"Within the muscularity of Garrett’s language, his desire to pay homage to his heroes and elders, and his experiments with form, a new voice emerges. What we find is a voice that will save poetry from extinction. In a world in which people purport to not read poetry because they cannot connect to it, here’s a language that can be understood without losing the lyricism that’s so hard earned among the initiated. As he continues to exhort in his “james brown kwansaba,” his poems call for us to continue “seeing life in fast-paced musical scales/ that make people want to shuffle on/ decks with sweat dropped on the up-beats.” Let’s read on but let’s not forget to dance."
- A. Van Jordan, author of Quantum Lyrics
“Poetry should, above all things, remain accessible. Van Garrett allows
readers total access to all the emotion behind his vivid imagery and vital
- Ellen Hopkins, author of CRANK
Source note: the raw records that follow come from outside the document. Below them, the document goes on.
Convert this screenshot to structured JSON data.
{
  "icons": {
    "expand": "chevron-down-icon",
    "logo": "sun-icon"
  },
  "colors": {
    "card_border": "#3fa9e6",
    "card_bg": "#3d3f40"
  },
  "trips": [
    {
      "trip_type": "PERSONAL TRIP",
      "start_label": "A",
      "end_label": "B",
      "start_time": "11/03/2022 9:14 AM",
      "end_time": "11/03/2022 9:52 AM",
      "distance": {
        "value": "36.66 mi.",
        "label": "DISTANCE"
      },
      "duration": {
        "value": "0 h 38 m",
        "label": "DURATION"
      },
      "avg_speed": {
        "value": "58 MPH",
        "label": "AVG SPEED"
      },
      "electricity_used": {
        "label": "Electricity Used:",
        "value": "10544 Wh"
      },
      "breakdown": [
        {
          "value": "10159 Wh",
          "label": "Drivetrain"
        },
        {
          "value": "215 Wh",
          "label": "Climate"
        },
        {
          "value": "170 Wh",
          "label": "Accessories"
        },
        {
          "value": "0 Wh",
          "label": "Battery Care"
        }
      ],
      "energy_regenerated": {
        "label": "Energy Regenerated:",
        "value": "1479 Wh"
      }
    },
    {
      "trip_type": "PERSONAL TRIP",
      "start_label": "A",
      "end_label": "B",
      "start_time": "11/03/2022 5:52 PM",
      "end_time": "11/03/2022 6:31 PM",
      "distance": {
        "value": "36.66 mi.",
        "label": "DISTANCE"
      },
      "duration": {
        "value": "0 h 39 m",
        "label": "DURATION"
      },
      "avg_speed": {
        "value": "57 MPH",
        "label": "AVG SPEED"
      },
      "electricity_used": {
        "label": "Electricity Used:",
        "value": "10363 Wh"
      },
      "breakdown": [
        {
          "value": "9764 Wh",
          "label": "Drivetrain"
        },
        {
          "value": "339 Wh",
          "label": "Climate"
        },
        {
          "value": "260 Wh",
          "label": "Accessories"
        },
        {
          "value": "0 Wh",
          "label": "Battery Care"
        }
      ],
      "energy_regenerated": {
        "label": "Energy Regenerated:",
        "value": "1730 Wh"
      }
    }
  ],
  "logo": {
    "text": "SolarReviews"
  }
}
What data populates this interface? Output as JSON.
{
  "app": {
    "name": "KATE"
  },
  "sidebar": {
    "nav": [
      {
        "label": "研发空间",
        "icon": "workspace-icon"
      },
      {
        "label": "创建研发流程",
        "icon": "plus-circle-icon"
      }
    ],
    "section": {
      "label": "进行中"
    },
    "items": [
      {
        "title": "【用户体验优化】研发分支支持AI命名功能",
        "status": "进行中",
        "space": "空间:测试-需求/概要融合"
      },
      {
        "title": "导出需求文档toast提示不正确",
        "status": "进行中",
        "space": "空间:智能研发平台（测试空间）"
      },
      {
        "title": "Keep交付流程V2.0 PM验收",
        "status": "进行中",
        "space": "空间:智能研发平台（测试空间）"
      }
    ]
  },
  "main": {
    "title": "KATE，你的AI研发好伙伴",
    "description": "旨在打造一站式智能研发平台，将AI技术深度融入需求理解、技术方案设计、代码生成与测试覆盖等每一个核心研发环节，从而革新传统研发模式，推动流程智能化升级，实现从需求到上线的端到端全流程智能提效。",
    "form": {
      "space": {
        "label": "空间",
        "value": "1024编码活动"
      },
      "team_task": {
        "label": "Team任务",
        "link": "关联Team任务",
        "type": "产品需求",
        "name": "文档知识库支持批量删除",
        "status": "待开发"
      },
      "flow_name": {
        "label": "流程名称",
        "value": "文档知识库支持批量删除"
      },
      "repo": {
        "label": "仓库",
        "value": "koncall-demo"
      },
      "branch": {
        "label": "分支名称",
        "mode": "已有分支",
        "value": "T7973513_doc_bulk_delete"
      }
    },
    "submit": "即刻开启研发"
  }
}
"Some play the dozens, some play the sevens. Van G. Garrett navigates the urban landscape with poems that sound like jazz riffs dancing on paper. Van's horn is filled with the kwansabas, last heard coming from the big band directed by Eugene Redmond. Many of the poems in Songs in Blue Negritude are short and compact. Easy luggage for the poetry lover on the move."
- E. Ethelbert Miller, author of How We Sleep On The Nights We Don’t Make Love
"In Songs in Blue Negritude, Van G. Garrett spins tales of curses and jazz, of Rosa Parks and subways in his own language: a vernacular paying homage to our poetic elders but fertilized by hip hop culture. Jayne Cortez, Mos Def, Lorenzo Thomas, and Jay Wright are all musically invoked in these poems and through Garrett’s stereophonics of language and image, they coexist gracefully. These poems are challenges and concordance. These poems announce that Garrett has listened and is ready to rumble."
- Adrian Matejka, author of The Devil’s Garden
"Van G. Garrett has established himself as a strong new voice rooted in the soul of the South. His poems sing like a smooth and sensual breeze blowing "a song a soul a something worth crying about." Sometimes jubilant, sometimes blue, always honest."
- Amalia L. Ortiz, HBO’s Def Poetry